> **AIM OF THE TASK**: Give only the number of lines below that contain the word "Rivero".

> **DATA SUPPLIED**:
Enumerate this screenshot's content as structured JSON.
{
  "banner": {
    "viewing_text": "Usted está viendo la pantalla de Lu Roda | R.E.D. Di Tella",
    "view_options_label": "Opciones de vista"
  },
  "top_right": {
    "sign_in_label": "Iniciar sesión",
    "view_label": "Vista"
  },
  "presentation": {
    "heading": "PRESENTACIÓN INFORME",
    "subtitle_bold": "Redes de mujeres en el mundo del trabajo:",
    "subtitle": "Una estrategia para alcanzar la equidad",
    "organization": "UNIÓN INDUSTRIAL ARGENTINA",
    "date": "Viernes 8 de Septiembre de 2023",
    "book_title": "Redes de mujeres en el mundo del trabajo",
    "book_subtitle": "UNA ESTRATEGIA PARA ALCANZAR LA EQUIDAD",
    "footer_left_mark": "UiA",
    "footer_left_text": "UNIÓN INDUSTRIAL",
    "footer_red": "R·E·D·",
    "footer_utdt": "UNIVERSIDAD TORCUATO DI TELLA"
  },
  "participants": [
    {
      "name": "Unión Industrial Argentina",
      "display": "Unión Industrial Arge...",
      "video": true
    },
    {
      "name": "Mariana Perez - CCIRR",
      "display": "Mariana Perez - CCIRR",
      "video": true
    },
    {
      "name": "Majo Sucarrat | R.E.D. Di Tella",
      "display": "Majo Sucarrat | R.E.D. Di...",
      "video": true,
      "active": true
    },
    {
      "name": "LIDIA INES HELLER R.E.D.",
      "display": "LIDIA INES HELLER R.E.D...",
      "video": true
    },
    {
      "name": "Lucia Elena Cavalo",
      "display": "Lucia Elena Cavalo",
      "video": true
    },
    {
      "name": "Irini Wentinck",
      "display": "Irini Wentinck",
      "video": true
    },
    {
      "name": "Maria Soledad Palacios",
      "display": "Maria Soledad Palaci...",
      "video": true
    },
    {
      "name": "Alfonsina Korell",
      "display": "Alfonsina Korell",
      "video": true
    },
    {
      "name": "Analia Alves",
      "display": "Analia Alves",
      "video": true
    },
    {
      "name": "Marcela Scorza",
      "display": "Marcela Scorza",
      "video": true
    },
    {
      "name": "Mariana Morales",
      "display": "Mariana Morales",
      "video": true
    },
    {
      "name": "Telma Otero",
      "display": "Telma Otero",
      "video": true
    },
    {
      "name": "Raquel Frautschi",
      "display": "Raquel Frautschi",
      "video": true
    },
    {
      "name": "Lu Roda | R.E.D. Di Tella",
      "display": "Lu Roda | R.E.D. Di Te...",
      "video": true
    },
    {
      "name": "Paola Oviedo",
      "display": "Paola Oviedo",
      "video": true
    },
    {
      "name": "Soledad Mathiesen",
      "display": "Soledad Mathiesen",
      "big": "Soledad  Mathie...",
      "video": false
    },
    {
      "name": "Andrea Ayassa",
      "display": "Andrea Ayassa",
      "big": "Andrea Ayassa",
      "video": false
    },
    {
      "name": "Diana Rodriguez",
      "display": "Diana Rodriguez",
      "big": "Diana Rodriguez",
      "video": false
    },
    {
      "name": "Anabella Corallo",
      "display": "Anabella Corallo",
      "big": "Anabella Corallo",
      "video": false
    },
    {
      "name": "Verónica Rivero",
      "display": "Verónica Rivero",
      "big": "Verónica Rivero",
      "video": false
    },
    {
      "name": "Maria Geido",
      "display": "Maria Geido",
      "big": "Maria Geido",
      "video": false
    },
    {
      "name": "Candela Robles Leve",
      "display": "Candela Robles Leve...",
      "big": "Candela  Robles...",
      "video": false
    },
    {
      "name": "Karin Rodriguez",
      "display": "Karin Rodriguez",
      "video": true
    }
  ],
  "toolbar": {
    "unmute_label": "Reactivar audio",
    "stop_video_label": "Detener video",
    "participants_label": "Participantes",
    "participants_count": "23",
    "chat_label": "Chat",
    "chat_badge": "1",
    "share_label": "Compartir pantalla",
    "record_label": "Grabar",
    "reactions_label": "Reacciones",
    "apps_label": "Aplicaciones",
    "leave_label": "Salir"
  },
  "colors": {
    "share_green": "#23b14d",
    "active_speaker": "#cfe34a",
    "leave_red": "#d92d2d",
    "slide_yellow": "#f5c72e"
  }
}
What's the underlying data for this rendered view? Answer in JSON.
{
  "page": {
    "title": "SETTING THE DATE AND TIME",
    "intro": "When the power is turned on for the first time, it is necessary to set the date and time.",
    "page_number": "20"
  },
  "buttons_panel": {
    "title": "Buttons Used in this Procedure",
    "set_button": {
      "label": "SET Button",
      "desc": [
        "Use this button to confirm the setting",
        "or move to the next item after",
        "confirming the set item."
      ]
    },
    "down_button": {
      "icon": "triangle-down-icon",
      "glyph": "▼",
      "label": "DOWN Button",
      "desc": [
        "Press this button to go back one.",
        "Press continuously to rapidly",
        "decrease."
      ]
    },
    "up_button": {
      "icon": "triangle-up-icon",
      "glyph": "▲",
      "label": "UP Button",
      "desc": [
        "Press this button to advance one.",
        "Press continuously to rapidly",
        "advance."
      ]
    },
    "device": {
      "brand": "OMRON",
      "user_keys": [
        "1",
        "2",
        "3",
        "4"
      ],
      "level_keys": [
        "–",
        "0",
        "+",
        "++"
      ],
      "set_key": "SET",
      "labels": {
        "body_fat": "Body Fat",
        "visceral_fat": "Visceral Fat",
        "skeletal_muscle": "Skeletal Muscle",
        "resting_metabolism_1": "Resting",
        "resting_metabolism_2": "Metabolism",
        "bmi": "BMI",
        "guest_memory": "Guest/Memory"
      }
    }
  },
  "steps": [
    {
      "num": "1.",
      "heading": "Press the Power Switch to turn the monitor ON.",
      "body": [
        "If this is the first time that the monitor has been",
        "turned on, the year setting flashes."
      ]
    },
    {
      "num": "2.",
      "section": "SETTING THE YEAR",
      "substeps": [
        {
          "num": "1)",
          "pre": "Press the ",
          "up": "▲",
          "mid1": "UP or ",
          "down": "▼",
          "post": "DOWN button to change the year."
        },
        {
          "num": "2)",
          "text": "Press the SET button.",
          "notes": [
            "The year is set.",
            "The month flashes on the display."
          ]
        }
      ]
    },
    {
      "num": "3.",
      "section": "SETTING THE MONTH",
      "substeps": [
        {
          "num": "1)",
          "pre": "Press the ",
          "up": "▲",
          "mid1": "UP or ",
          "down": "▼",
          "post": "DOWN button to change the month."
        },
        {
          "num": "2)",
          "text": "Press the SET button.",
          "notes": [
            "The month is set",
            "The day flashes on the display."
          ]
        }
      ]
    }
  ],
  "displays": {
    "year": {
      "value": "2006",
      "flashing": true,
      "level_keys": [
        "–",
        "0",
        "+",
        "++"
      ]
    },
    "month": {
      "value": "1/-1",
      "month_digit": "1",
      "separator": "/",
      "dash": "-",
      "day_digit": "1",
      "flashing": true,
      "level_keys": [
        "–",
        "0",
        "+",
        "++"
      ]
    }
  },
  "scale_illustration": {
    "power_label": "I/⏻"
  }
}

> **TASK OUTPUT**: 3